▸ **What you will do**
Would you please return the lines of the material that contain the word "value"?

▸ **Input records**
= = = =
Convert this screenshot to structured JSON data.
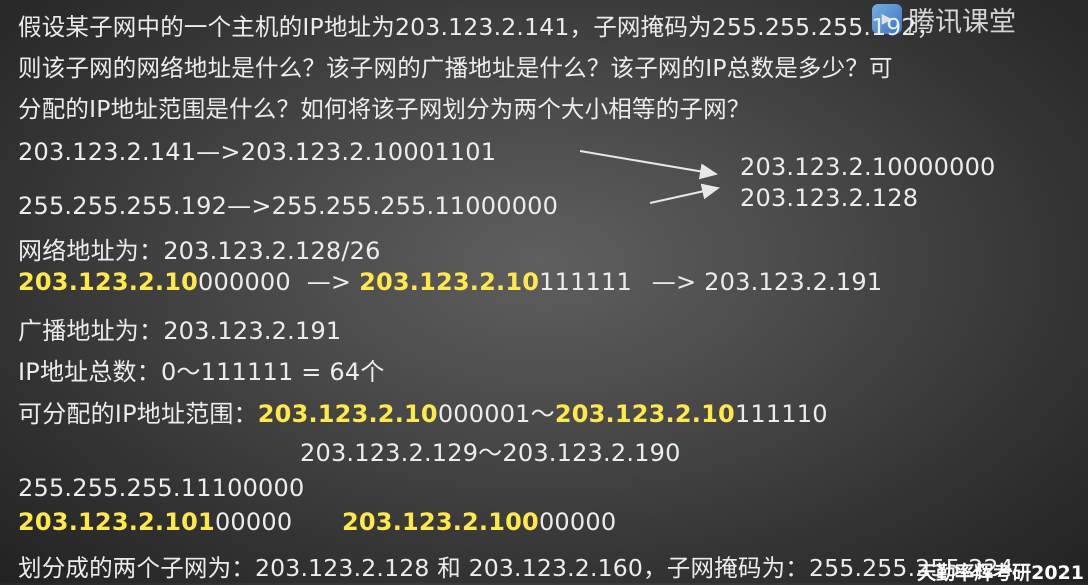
{
  "question": {
    "line1": "假设某子网中的一个主机的IP地址为203.123.2.141，子网掩码为255.255.255.192，",
    "line2": "则该子网的网络地址是什么？该子网的广播地址是什么？该子网的IP总数是多少？可",
    "line3": "分配的IP地址范围是什么？如何将该子网划分为两个大小相等的子网？"
  },
  "work": {
    "ip_binary": "203.123.2.141—>203.123.2.10001101",
    "mask_binary": "255.255.255.192—>255.255.255.11000000",
    "and_result_binary": "203.123.2.10000000",
    "and_result_decimal": "203.123.2.128",
    "network_address": "网络地址为：203.123.2.128/26",
    "bcast_calc": {
      "part1_hl": "203.123.2.10",
      "part1_rest": "000000",
      "arrow1": "—>",
      "part2_hl": "203.123.2.10",
      "part2_rest": "111111",
      "arrow2": "—>",
      "result": "203.123.2.191"
    },
    "broadcast_address": "广播地址为：203.123.2.191",
    "ip_total": "IP地址总数：0～111111 = 64个",
    "assignable": {
      "label": "可分配的IP地址范围：",
      "start_hl": "203.123.2.10",
      "start_rest": "000001",
      "sep": "～",
      "end_hl": "203.123.2.10",
      "end_rest": "111110"
    },
    "assignable_decimal": "203.123.2.129～203.123.2.190",
    "new_mask": "255.255.255.11100000",
    "subnet1_hl": "203.123.2.101",
    "subnet1_rest": "00000",
    "subnet2_hl": "203.123.2.100",
    "subnet2_rest": "00000",
    "conclusion": "划分成的两个子网为：203.123.2.128 和 203.123.2.160，子网掩码为：255.255.255.224"
  },
  "branding": {
    "logo_text": "腾讯课堂",
    "watermark": "天勤率辉考研2021"
  },
  "colors": {
    "highlight": "#ffe84a",
    "text": "#ececec"
  }
}
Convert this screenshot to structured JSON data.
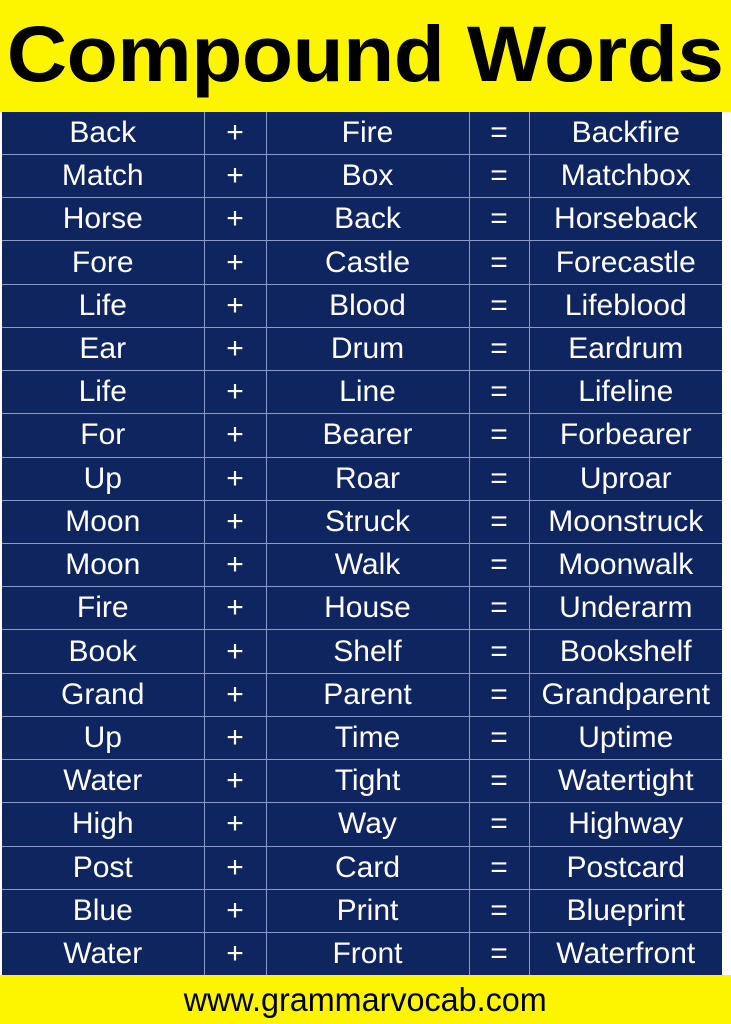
{
  "title": "Compound Words",
  "footer": {
    "website": "www.grammarvocab.com"
  },
  "colors": {
    "banner_background": "#fdf500",
    "table_background": "#0f2560",
    "table_gridline": "#8c9ac4",
    "table_text": "#ffffff",
    "title_text": "#000000"
  },
  "operators": {
    "plus": "+",
    "equals": "="
  },
  "table": {
    "rows": [
      {
        "word1": "Back",
        "op": "+",
        "word2": "Fire",
        "eq": "=",
        "result": "Backfire"
      },
      {
        "word1": "Match",
        "op": "+",
        "word2": "Box",
        "eq": "=",
        "result": "Matchbox"
      },
      {
        "word1": "Horse",
        "op": "+",
        "word2": "Back",
        "eq": "=",
        "result": "Horseback"
      },
      {
        "word1": "Fore",
        "op": "+",
        "word2": "Castle",
        "eq": "=",
        "result": "Forecastle"
      },
      {
        "word1": "Life",
        "op": "+",
        "word2": "Blood",
        "eq": "=",
        "result": "Lifeblood"
      },
      {
        "word1": "Ear",
        "op": "+",
        "word2": "Drum",
        "eq": "=",
        "result": "Eardrum"
      },
      {
        "word1": "Life",
        "op": "+",
        "word2": "Line",
        "eq": "=",
        "result": "Lifeline"
      },
      {
        "word1": "For",
        "op": "+",
        "word2": "Bearer",
        "eq": "=",
        "result": "Forbearer"
      },
      {
        "word1": "Up",
        "op": "+",
        "word2": "Roar",
        "eq": "=",
        "result": "Uproar"
      },
      {
        "word1": "Moon",
        "op": "+",
        "word2": "Struck",
        "eq": "=",
        "result": "Moonstruck"
      },
      {
        "word1": "Moon",
        "op": "+",
        "word2": "Walk",
        "eq": "=",
        "result": "Moonwalk"
      },
      {
        "word1": "Fire",
        "op": "+",
        "word2": "House",
        "eq": "=",
        "result": "Underarm"
      },
      {
        "word1": "Book",
        "op": "+",
        "word2": "Shelf",
        "eq": "=",
        "result": "Bookshelf"
      },
      {
        "word1": "Grand",
        "op": "+",
        "word2": "Parent",
        "eq": "=",
        "result": "Grandparent"
      },
      {
        "word1": "Up",
        "op": "+",
        "word2": "Time",
        "eq": "=",
        "result": "Uptime"
      },
      {
        "word1": "Water",
        "op": "+",
        "word2": "Tight",
        "eq": "=",
        "result": "Watertight"
      },
      {
        "word1": "High",
        "op": "+",
        "word2": "Way",
        "eq": "=",
        "result": "Highway"
      },
      {
        "word1": "Post",
        "op": "+",
        "word2": "Card",
        "eq": "=",
        "result": "Postcard"
      },
      {
        "word1": "Blue",
        "op": "+",
        "word2": "Print",
        "eq": "=",
        "result": "Blueprint"
      },
      {
        "word1": "Water",
        "op": "+",
        "word2": "Front",
        "eq": "=",
        "result": "Waterfront"
      }
    ]
  }
}
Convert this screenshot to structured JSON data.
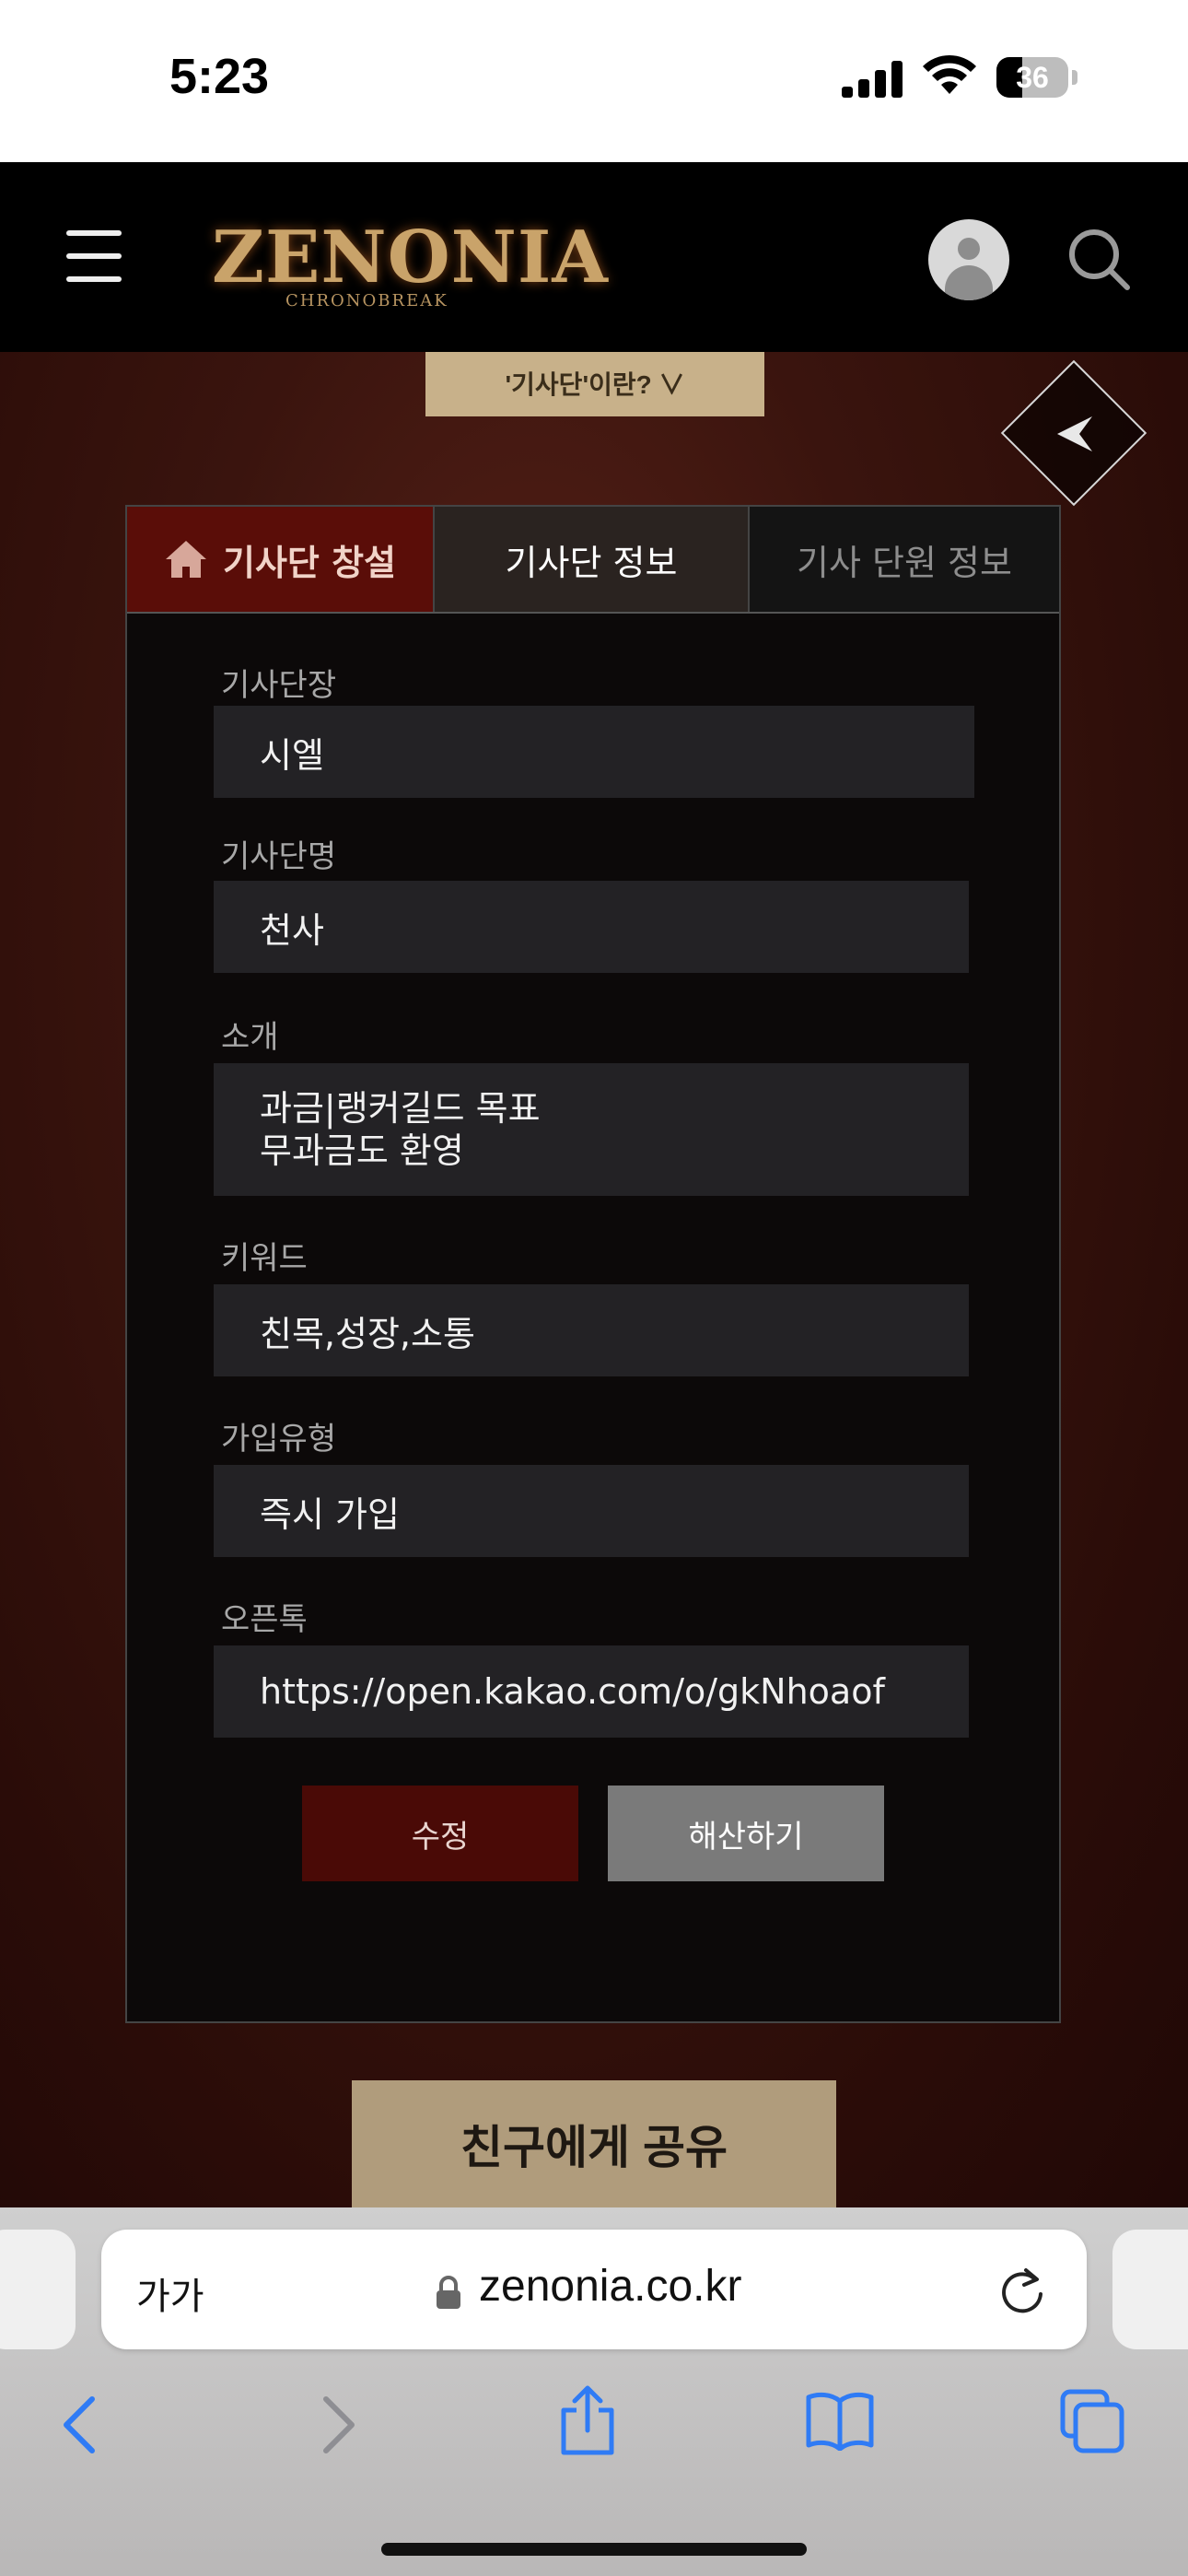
{
  "status_bar": {
    "time": "5:23",
    "battery": "36"
  },
  "header": {
    "logo_main": "ZENONIA",
    "logo_sub": "CHRONOBREAK"
  },
  "page": {
    "what_is_guild_label": "'기사단'이란? ∨",
    "tabs": [
      {
        "label": "기사단 창설"
      },
      {
        "label": "기사단 정보"
      },
      {
        "label": "기사 단원 정보"
      }
    ],
    "fields": {
      "leader": {
        "label": "기사단장",
        "value": "시엘"
      },
      "name": {
        "label": "기사단명",
        "value": "천사"
      },
      "intro": {
        "label": "소개",
        "line1": "과금|랭커길드 목표",
        "line2": "무과금도 환영"
      },
      "keywords": {
        "label": "키워드",
        "value": "친목,성장,소통"
      },
      "join_type": {
        "label": "가입유형",
        "value": "즉시 가입"
      },
      "open_chat": {
        "label": "오픈톡",
        "value": "https://open.kakao.com/o/gkNhoaof"
      }
    },
    "edit_label": "수정",
    "dissolve_label": "해산하기",
    "share_label": "친구에게 공유"
  },
  "browser": {
    "text_size_label": "가가",
    "url": "zenonia.co.kr"
  }
}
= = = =
▸ **Solution to the problem**
        "value": "시엘"
        "value": "천사"
        "value": "친목,성장,소통"
        "value": "즉시 가입"
        "value": "https://open.kakao.com/o/gkNhoaof"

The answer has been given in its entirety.